## WORK ORDER
Your output should reproduce each entry exactly, with none of its pictures.

## EXTRACTED MATERIAL

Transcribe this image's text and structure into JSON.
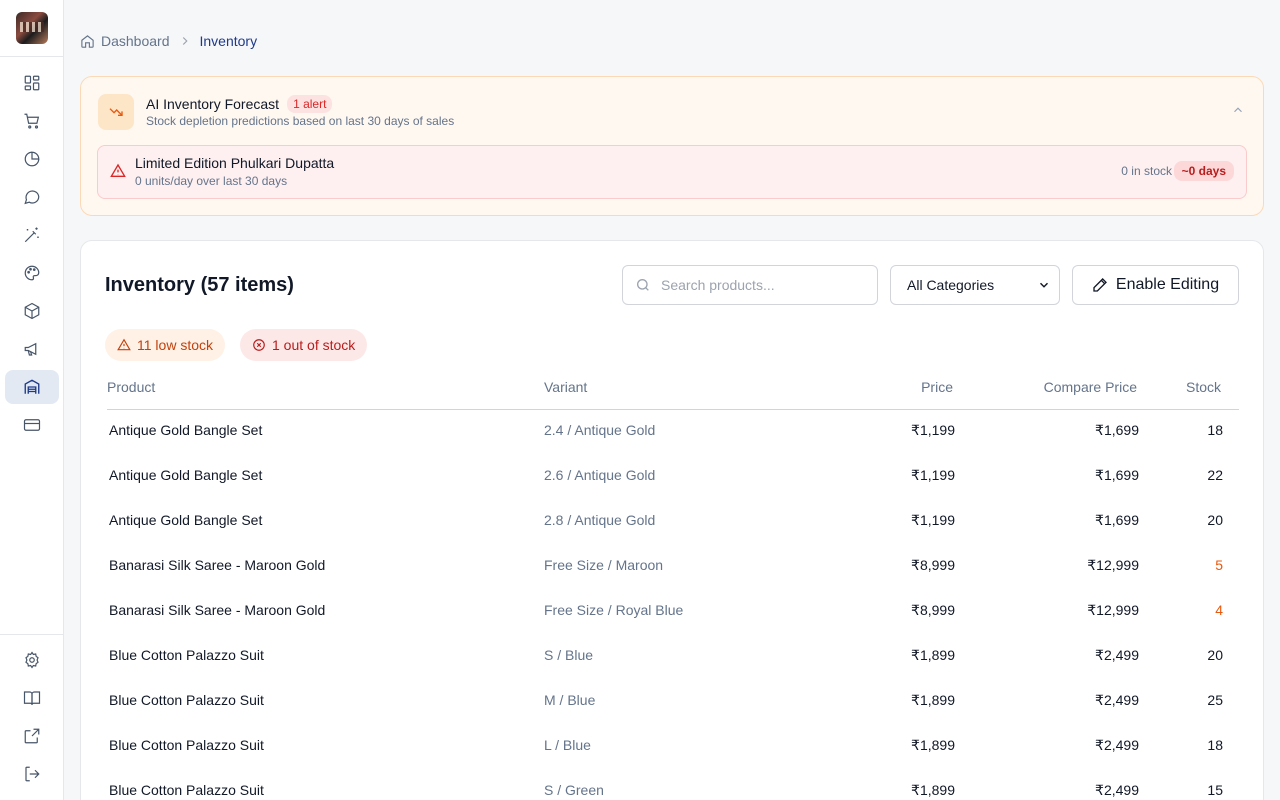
{
  "sidebar": {
    "items": [
      {
        "name": "sidebar-item-dashboard",
        "icon": "layout-dashboard-icon"
      },
      {
        "name": "sidebar-item-orders",
        "icon": "shopping-cart-icon"
      },
      {
        "name": "sidebar-item-analytics",
        "icon": "pie-chart-icon"
      },
      {
        "name": "sidebar-item-messages",
        "icon": "message-circle-icon"
      },
      {
        "name": "sidebar-item-ai-tools",
        "icon": "magic-wand-icon"
      },
      {
        "name": "sidebar-item-theme",
        "icon": "palette-icon"
      },
      {
        "name": "sidebar-item-products",
        "icon": "package-icon"
      },
      {
        "name": "sidebar-item-marketing",
        "icon": "megaphone-icon"
      },
      {
        "name": "sidebar-item-inventory",
        "icon": "warehouse-icon",
        "active": true
      },
      {
        "name": "sidebar-item-billing",
        "icon": "credit-card-icon"
      }
    ],
    "bottom_items": [
      {
        "name": "sidebar-item-settings",
        "icon": "gear-icon"
      },
      {
        "name": "sidebar-item-docs",
        "icon": "book-open-icon"
      },
      {
        "name": "sidebar-item-view-store",
        "icon": "external-link-icon"
      },
      {
        "name": "sidebar-item-logout",
        "icon": "log-out-icon"
      }
    ]
  },
  "breadcrumb": {
    "home": "Dashboard",
    "current": "Inventory"
  },
  "forecast": {
    "title": "AI Inventory Forecast",
    "badge": "1 alert",
    "subtitle": "Stock depletion predictions based on last 30 days of sales",
    "alert": {
      "product": "Limited Edition Phulkari Dupatta",
      "rate": "0 units/day over last 30 days",
      "stock": "0 in stock",
      "days": "~0 days"
    }
  },
  "inventory": {
    "title": "Inventory (57 items)",
    "search_placeholder": "Search products...",
    "category_selected": "All Categories",
    "edit_label": "Enable Editing",
    "low_stock_label": "11 low stock",
    "out_of_stock_label": "1 out of stock",
    "columns": {
      "product": "Product",
      "variant": "Variant",
      "price": "Price",
      "compare": "Compare Price",
      "stock": "Stock"
    },
    "rows": [
      {
        "product": "Antique Gold Bangle Set",
        "variant": "2.4 / Antique Gold",
        "price": "₹1,199",
        "compare": "₹1,699",
        "stock": "18",
        "low": false
      },
      {
        "product": "Antique Gold Bangle Set",
        "variant": "2.6 / Antique Gold",
        "price": "₹1,199",
        "compare": "₹1,699",
        "stock": "22",
        "low": false
      },
      {
        "product": "Antique Gold Bangle Set",
        "variant": "2.8 / Antique Gold",
        "price": "₹1,199",
        "compare": "₹1,699",
        "stock": "20",
        "low": false
      },
      {
        "product": "Banarasi Silk Saree - Maroon Gold",
        "variant": "Free Size / Maroon",
        "price": "₹8,999",
        "compare": "₹12,999",
        "stock": "5",
        "low": true
      },
      {
        "product": "Banarasi Silk Saree - Maroon Gold",
        "variant": "Free Size / Royal Blue",
        "price": "₹8,999",
        "compare": "₹12,999",
        "stock": "4",
        "low": true
      },
      {
        "product": "Blue Cotton Palazzo Suit",
        "variant": "S / Blue",
        "price": "₹1,899",
        "compare": "₹2,499",
        "stock": "20",
        "low": false
      },
      {
        "product": "Blue Cotton Palazzo Suit",
        "variant": "M / Blue",
        "price": "₹1,899",
        "compare": "₹2,499",
        "stock": "25",
        "low": false
      },
      {
        "product": "Blue Cotton Palazzo Suit",
        "variant": "L / Blue",
        "price": "₹1,899",
        "compare": "₹2,499",
        "stock": "18",
        "low": false
      },
      {
        "product": "Blue Cotton Palazzo Suit",
        "variant": "S / Green",
        "price": "₹1,899",
        "compare": "₹2,499",
        "stock": "15",
        "low": false
      }
    ]
  },
  "colors": {
    "accent": "#1e3a8a",
    "low_stock": "#ea580c",
    "danger": "#dc2626"
  }
}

## TASK SOLUTION
Transcribe this image's text and structure into JSON.
{
  "sidebar": {
    "items": [
      {
        "name": "sidebar-item-dashboard",
        "icon": "layout-dashboard-icon"
      },
      {
        "name": "sidebar-item-orders",
        "icon": "shopping-cart-icon"
      },
      {
        "name": "sidebar-item-analytics",
        "icon": "pie-chart-icon"
      },
      {
        "name": "sidebar-item-messages",
        "icon": "message-circle-icon"
      },
      {
        "name": "sidebar-item-ai-tools",
        "icon": "magic-wand-icon"
      },
      {
        "name": "sidebar-item-theme",
        "icon": "palette-icon"
      },
      {
        "name": "sidebar-item-products",
        "icon": "package-icon"
      },
      {
        "name": "sidebar-item-marketing",
        "icon": "megaphone-icon"
      },
      {
        "name": "sidebar-item-inventory",
        "icon": "warehouse-icon",
        "active": true
      },
      {
        "name": "sidebar-item-billing",
        "icon": "credit-card-icon"
      }
    ],
    "bottom_items": [
      {
        "name": "sidebar-item-settings",
        "icon": "gear-icon"
      },
      {
        "name": "sidebar-item-docs",
        "icon": "book-open-icon"
      },
      {
        "name": "sidebar-item-view-store",
        "icon": "external-link-icon"
      },
      {
        "name": "sidebar-item-logout",
        "icon": "log-out-icon"
      }
    ]
  },
  "breadcrumb": {
    "home": "Dashboard",
    "current": "Inventory"
  },
  "forecast": {
    "title": "AI Inventory Forecast",
    "badge": "1 alert",
    "subtitle": "Stock depletion predictions based on last 30 days of sales",
    "alert": {
      "product": "Limited Edition Phulkari Dupatta",
      "rate": "0 units/day over last 30 days",
      "stock": "0 in stock",
      "days": "~0 days"
    }
  },
  "inventory": {
    "title": "Inventory (57 items)",
    "search_placeholder": "Search products...",
    "category_selected": "All Categories",
    "edit_label": "Enable Editing",
    "low_stock_label": "11 low stock",
    "out_of_stock_label": "1 out of stock",
    "columns": {
      "product": "Product",
      "variant": "Variant",
      "price": "Price",
      "compare": "Compare Price",
      "stock": "Stock"
    },
    "rows": [
      {
        "product": "Antique Gold Bangle Set",
        "variant": "2.4 / Antique Gold",
        "price": "₹1,199",
        "compare": "₹1,699",
        "stock": "18",
        "low": false
      },
      {
        "product": "Antique Gold Bangle Set",
        "variant": "2.6 / Antique Gold",
        "price": "₹1,199",
        "compare": "₹1,699",
        "stock": "22",
        "low": false
      },
      {
        "product": "Antique Gold Bangle Set",
        "variant": "2.8 / Antique Gold",
        "price": "₹1,199",
        "compare": "₹1,699",
        "stock": "20",
        "low": false
      },
      {
        "product": "Banarasi Silk Saree - Maroon Gold",
        "variant": "Free Size / Maroon",
        "price": "₹8,999",
        "compare": "₹12,999",
        "stock": "5",
        "low": true
      },
      {
        "product": "Banarasi Silk Saree - Maroon Gold",
        "variant": "Free Size / Royal Blue",
        "price": "₹8,999",
        "compare": "₹12,999",
        "stock": "4",
        "low": true
      },
      {
        "product": "Blue Cotton Palazzo Suit",
        "variant": "S / Blue",
        "price": "₹1,899",
        "compare": "₹2,499",
        "stock": "20",
        "low": false
      },
      {
        "product": "Blue Cotton Palazzo Suit",
        "variant": "M / Blue",
        "price": "₹1,899",
        "compare": "₹2,499",
        "stock": "25",
        "low": false
      },
      {
        "product": "Blue Cotton Palazzo Suit",
        "variant": "L / Blue",
        "price": "₹1,899",
        "compare": "₹2,499",
        "stock": "18",
        "low": false
      },
      {
        "product": "Blue Cotton Palazzo Suit",
        "variant": "S / Green",
        "price": "₹1,899",
        "compare": "₹2,499",
        "stock": "15",
        "low": false
      }
    ]
  },
  "colors": {
    "accent": "#1e3a8a",
    "low_stock": "#ea580c",
    "danger": "#dc2626"
  }
}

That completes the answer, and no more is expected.